■ TASK DIRECTIONS ■
From the data, copy out every line in which the word "multiple" appears.
AVAILABLE DATA below:
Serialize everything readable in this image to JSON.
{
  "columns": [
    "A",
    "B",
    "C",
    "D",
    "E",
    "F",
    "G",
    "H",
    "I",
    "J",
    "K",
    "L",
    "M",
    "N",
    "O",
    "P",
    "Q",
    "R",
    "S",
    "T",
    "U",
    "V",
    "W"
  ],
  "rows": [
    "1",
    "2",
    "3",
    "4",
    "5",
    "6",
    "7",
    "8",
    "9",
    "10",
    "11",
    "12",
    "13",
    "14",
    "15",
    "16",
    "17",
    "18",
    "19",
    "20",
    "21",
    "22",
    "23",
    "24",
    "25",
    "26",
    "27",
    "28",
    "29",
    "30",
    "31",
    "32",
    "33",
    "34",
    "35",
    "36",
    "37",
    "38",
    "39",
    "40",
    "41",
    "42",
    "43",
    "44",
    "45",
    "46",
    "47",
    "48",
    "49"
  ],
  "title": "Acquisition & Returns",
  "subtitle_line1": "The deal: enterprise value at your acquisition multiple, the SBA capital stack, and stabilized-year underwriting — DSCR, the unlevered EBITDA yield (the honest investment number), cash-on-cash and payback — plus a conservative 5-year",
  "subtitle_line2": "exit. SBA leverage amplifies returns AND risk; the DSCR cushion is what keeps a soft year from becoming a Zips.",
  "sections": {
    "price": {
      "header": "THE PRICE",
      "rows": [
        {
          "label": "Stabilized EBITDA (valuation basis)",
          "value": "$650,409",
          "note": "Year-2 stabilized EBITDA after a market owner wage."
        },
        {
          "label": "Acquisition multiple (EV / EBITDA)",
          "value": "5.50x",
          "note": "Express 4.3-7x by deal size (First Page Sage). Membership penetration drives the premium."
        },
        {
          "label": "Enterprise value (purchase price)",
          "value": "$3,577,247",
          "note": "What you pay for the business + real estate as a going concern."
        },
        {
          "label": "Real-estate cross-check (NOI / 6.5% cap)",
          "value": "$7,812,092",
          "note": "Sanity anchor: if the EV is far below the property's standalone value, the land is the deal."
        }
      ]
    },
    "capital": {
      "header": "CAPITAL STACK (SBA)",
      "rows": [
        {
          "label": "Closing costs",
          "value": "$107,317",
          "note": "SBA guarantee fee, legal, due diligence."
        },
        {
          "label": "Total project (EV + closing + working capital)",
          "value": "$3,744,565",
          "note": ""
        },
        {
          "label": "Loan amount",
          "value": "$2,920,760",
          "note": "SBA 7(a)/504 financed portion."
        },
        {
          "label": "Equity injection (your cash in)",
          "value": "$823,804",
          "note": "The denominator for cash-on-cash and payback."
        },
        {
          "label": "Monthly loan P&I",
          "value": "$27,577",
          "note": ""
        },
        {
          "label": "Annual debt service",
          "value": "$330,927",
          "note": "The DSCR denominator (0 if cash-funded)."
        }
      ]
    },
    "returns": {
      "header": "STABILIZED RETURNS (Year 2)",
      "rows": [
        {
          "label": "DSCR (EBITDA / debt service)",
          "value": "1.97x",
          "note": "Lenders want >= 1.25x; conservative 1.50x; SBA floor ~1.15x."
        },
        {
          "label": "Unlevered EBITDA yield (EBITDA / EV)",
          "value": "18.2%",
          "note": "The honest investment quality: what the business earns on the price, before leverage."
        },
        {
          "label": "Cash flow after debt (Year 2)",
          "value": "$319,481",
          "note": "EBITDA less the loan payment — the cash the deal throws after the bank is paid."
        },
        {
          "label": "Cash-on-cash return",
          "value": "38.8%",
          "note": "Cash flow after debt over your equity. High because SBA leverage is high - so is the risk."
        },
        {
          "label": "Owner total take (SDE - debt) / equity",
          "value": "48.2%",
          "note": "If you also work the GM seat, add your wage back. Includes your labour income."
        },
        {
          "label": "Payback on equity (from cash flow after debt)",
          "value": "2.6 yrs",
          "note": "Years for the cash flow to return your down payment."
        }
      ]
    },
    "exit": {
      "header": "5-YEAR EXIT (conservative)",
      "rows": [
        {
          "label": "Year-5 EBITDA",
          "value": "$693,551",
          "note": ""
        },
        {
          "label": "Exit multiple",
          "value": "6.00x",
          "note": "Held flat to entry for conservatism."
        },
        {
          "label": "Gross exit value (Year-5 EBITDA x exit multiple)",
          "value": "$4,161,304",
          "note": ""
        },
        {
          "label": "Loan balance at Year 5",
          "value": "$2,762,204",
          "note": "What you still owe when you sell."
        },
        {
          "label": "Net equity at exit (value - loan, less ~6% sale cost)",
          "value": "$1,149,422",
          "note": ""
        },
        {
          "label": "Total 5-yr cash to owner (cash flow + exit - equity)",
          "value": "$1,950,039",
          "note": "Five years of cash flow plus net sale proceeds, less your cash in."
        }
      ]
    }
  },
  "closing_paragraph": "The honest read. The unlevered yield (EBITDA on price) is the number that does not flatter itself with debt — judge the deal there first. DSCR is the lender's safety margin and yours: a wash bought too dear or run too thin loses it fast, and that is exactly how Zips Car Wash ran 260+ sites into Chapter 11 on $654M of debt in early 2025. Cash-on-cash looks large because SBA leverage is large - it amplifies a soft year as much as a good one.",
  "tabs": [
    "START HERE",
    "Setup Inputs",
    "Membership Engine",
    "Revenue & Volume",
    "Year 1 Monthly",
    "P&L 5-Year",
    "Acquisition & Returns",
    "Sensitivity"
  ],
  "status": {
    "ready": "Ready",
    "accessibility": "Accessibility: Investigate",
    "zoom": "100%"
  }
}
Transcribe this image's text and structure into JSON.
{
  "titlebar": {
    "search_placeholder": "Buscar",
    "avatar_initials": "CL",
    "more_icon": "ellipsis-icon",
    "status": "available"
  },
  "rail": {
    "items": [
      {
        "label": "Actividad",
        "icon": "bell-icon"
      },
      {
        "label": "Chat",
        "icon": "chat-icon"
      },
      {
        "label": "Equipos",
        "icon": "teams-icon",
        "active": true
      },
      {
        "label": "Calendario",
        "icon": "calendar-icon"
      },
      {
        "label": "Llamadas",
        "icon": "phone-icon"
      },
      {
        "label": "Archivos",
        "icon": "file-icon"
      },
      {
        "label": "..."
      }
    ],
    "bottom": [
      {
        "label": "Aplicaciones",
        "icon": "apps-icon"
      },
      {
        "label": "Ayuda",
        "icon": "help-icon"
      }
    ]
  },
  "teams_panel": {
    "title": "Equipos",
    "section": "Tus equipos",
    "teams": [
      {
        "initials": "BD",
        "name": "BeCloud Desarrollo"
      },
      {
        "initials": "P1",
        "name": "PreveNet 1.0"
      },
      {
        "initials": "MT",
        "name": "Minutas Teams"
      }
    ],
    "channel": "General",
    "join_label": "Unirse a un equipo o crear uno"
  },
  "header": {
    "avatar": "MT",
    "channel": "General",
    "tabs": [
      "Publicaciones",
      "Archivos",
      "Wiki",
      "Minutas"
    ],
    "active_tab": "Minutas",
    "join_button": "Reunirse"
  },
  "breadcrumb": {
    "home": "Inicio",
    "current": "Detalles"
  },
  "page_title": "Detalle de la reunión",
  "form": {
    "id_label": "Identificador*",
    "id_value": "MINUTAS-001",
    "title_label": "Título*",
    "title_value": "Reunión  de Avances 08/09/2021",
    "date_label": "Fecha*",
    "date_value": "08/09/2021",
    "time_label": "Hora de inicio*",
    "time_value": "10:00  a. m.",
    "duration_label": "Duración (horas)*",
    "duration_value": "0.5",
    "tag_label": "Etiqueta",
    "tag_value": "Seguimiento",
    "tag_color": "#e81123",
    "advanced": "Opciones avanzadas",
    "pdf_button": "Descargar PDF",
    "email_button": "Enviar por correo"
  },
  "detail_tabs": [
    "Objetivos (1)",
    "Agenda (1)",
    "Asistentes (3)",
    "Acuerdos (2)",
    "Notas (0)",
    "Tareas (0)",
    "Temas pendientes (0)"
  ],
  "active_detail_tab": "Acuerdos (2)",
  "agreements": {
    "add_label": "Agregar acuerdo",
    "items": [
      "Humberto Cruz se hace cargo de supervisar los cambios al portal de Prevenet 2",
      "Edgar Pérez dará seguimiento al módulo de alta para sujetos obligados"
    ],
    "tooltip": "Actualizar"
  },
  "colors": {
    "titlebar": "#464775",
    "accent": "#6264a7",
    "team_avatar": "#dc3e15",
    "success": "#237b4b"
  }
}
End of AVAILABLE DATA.
■ RESPONSE TO THE EXERCISE ■
  "subtitle_line1": "The deal: enterprise value at your acquisition multiple, the SBA capital stack, and stabilized-year underwriting — DSCR, the unlevered EBITDA yield (the honest investment number), cash-on-cash and payback — plus a conservative 5-year",
          "label": "Acquisition multiple (EV / EBITDA)",
          "label": "Exit multiple",
          "label": "Gross exit value (Year-5 EBITDA x exit multiple)",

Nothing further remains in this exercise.